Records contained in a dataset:
★ ★ ★ ★ ★ ★ ★

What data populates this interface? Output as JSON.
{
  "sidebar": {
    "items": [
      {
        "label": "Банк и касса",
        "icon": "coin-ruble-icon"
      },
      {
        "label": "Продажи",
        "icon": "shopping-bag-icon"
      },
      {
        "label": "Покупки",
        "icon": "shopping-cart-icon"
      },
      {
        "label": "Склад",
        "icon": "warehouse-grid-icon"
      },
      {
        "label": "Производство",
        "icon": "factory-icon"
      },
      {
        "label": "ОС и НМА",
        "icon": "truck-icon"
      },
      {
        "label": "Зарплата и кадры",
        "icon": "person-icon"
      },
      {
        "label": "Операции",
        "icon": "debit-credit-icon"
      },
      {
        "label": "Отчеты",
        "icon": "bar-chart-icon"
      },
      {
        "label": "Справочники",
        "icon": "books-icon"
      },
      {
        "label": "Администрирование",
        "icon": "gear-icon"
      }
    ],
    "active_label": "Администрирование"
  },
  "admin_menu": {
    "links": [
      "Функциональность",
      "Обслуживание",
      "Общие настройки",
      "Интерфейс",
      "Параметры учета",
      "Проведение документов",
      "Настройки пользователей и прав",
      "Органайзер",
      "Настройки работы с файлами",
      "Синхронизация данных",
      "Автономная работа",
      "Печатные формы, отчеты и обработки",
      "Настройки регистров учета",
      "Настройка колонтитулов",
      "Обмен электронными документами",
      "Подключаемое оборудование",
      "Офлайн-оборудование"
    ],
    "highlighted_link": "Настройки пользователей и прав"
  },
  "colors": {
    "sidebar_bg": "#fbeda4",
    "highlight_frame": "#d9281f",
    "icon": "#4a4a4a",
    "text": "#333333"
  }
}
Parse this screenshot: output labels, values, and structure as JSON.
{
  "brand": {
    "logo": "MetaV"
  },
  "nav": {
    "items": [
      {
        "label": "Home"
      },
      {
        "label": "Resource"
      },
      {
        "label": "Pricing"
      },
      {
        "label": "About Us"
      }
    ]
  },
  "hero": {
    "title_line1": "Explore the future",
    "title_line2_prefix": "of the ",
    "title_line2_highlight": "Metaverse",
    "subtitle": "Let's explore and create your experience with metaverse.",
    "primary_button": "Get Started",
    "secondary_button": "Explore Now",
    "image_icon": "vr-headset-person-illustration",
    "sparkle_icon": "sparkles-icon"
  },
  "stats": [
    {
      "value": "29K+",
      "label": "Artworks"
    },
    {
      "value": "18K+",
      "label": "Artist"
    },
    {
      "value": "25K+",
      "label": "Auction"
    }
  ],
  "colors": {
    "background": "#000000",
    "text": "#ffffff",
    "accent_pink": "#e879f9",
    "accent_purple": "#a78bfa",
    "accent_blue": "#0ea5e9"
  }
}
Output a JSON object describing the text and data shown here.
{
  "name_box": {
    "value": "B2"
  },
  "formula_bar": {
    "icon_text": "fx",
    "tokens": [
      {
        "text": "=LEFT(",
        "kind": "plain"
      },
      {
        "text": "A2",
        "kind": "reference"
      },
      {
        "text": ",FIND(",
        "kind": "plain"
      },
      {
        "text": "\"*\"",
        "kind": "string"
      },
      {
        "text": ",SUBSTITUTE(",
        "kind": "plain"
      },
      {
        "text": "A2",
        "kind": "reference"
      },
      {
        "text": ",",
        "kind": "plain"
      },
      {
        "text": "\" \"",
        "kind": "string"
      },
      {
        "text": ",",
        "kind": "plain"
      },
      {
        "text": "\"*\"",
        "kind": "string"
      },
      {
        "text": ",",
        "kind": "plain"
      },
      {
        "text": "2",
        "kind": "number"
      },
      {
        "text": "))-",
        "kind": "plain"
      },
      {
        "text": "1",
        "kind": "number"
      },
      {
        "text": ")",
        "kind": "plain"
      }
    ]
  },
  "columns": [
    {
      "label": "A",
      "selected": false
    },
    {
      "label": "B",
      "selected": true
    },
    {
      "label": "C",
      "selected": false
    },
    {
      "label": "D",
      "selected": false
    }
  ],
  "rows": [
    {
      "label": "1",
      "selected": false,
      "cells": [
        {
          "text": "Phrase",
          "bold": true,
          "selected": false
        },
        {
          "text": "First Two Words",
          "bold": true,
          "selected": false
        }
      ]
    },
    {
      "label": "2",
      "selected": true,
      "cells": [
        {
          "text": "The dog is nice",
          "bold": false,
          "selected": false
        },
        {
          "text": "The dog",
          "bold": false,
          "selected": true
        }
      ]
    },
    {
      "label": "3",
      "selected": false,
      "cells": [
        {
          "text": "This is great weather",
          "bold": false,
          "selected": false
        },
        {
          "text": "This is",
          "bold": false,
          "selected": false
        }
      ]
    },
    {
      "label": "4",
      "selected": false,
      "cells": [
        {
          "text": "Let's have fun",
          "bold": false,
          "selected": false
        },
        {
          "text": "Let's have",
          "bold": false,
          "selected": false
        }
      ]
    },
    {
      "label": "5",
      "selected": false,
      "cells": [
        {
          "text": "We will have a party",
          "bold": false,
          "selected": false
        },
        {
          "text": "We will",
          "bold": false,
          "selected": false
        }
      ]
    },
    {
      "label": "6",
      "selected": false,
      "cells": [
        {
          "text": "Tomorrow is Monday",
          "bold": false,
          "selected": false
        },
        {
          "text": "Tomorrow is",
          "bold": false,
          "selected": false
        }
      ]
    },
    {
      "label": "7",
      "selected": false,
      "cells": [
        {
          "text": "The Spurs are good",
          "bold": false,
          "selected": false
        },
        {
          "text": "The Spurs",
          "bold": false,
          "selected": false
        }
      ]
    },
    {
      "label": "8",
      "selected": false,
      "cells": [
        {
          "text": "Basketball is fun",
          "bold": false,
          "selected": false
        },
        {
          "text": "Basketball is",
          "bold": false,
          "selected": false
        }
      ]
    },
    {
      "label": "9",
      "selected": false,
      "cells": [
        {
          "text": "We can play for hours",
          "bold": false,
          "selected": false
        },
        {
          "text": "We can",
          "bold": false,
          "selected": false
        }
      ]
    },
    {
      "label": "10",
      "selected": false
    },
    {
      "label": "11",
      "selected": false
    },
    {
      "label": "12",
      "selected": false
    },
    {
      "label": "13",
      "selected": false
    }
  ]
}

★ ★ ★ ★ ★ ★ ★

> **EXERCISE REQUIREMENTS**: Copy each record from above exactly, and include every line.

> **SOLUTION**:
What data populates this interface? Output as JSON.
{
  "sidebar": {
    "items": [
      {
        "label": "Банк и касса",
        "icon": "coin-ruble-icon"
      },
      {
        "label": "Продажи",
        "icon": "shopping-bag-icon"
      },
      {
        "label": "Покупки",
        "icon": "shopping-cart-icon"
      },
      {
        "label": "Склад",
        "icon": "warehouse-grid-icon"
      },
      {
        "label": "Производство",
        "icon": "factory-icon"
      },
      {
        "label": "ОС и НМА",
        "icon": "truck-icon"
      },
      {
        "label": "Зарплата и кадры",
        "icon": "person-icon"
      },
      {
        "label": "Операции",
        "icon": "debit-credit-icon"
      },
      {
        "label": "Отчеты",
        "icon": "bar-chart-icon"
      },
      {
        "label": "Справочники",
        "icon": "books-icon"
      },
      {
        "label": "Администрирование",
        "icon": "gear-icon"
      }
    ],
    "active_label": "Администрирование"
  },
  "admin_menu": {
    "links": [
      "Функциональность",
      "Обслуживание",
      "Общие настройки",
      "Интерфейс",
      "Параметры учета",
      "Проведение документов",
      "Настройки пользователей и прав",
      "Органайзер",
      "Настройки работы с файлами",
      "Синхронизация данных",
      "Автономная работа",
      "Печатные формы, отчеты и обработки",
      "Настройки регистров учета",
      "Настройка колонтитулов",
      "Обмен электронными документами",
      "Подключаемое оборудование",
      "Офлайн-оборудование"
    ],
    "highlighted_link": "Настройки пользователей и прав"
  },
  "colors": {
    "sidebar_bg": "#fbeda4",
    "highlight_frame": "#d9281f",
    "icon": "#4a4a4a",
    "text": "#333333"
  }
}
Parse this screenshot: output labels, values, and structure as JSON.
{
  "brand": {
    "logo": "MetaV"
  },
  "nav": {
    "items": [
      {
        "label": "Home"
      },
      {
        "label": "Resource"
      },
      {
        "label": "Pricing"
      },
      {
        "label": "About Us"
      }
    ]
  },
  "hero": {
    "title_line1": "Explore the future",
    "title_line2_prefix": "of the ",
    "title_line2_highlight": "Metaverse",
    "subtitle": "Let's explore and create your experience with metaverse.",
    "primary_button": "Get Started",
    "secondary_button": "Explore Now",
    "image_icon": "vr-headset-person-illustration",
    "sparkle_icon": "sparkles-icon"
  },
  "stats": [
    {
      "value": "29K+",
      "label": "Artworks"
    },
    {
      "value": "18K+",
      "label": "Artist"
    },
    {
      "value": "25K+",
      "label": "Auction"
    }
  ],
  "colors": {
    "background": "#000000",
    "text": "#ffffff",
    "accent_pink": "#e879f9",
    "accent_purple": "#a78bfa",
    "accent_blue": "#0ea5e9"
  }
}
Output a JSON object describing the text and data shown here.
{
  "name_box": {
    "value": "B2"
  },
  "formula_bar": {
    "icon_text": "fx",
    "tokens": [
      {
        "text": "=LEFT(",
        "kind": "plain"
      },
      {
        "text": "A2",
        "kind": "reference"
      },
      {
        "text": ",FIND(",
        "kind": "plain"
      },
      {
        "text": "\"*\"",
        "kind": "string"
      },
      {
        "text": ",SUBSTITUTE(",
        "kind": "plain"
      },
      {
        "text": "A2",
        "kind": "reference"
      },
      {
        "text": ",",
        "kind": "plain"
      },
      {
        "text": "\" \"",
        "kind": "string"
      },
      {
        "text": ",",
        "kind": "plain"
      },
      {
        "text": "\"*\"",
        "kind": "string"
      },
      {
        "text": ",",
        "kind": "plain"
      },
      {
        "text": "2",
        "kind": "number"
      },
      {
        "text": "))-",
        "kind": "plain"
      },
      {
        "text": "1",
        "kind": "number"
      },
      {
        "text": ")",
        "kind": "plain"
      }
    ]
  },
  "columns": [
    {
      "label": "A",
      "selected": false
    },
    {
      "label": "B",
      "selected": true
    },
    {
      "label": "C",
      "selected": false
    },
    {
      "label": "D",
      "selected": false
    }
  ],
  "rows": [
    {
      "label": "1",
      "selected": false,
      "cells": [
        {
          "text": "Phrase",
          "bold": true,
          "selected": false
        },
        {
          "text": "First Two Words",
          "bold": true,
          "selected": false
        }
      ]
    },
    {
      "label": "2",
      "selected": true,
      "cells": [
        {
          "text": "The dog is nice",
          "bold": false,
          "selected": false
        },
        {
          "text": "The dog",
          "bold": false,
          "selected": true
        }
      ]
    },
    {
      "label": "3",
      "selected": false,
      "cells": [
        {
          "text": "This is great weather",
          "bold": false,
          "selected": false
        },
        {
          "text": "This is",
          "bold": false,
          "selected": false
        }
      ]
    },
    {
      "label": "4",
      "selected": false,
      "cells": [
        {
          "text": "Let's have fun",
          "bold": false,
          "selected": false
        },
        {
          "text": "Let's have",
          "bold": false,
          "selected": false
        }
      ]
    },
    {
      "label": "5",
      "selected": false,
      "cells": [
        {
          "text": "We will have a party",
          "bold": false,
          "selected": false
        },
        {
          "text": "We will",
          "bold": false,
          "selected": false
        }
      ]
    },
    {
      "label": "6",
      "selected": false,
      "cells": [
        {
          "text": "Tomorrow is Monday",
          "bold": false,
          "selected": false
        },
        {
          "text": "Tomorrow is",
          "bold": false,
          "selected": false
        }
      ]
    },
    {
      "label": "7",
      "selected": false,
      "cells": [
        {
          "text": "The Spurs are good",
          "bold": false,
          "selected": false
        },
        {
          "text": "The Spurs",
          "bold": false,
          "selected": false
        }
      ]
    },
    {
      "label": "8",
      "selected": false,
      "cells": [
        {
          "text": "Basketball is fun",
          "bold": false,
          "selected": false
        },
        {
          "text": "Basketball is",
          "bold": false,
          "selected": false
        }
      ]
    },
    {
      "label": "9",
      "selected": false,
      "cells": [
        {
          "text": "We can play for hours",
          "bold": false,
          "selected": false
        },
        {
          "text": "We can",
          "bold": false,
          "selected": false
        }
      ]
    },
    {
      "label": "10",
      "selected": false
    },
    {
      "label": "11",
      "selected": false
    },
    {
      "label": "12",
      "selected": false
    },
    {
      "label": "13",
      "selected": false
    }
  ]
}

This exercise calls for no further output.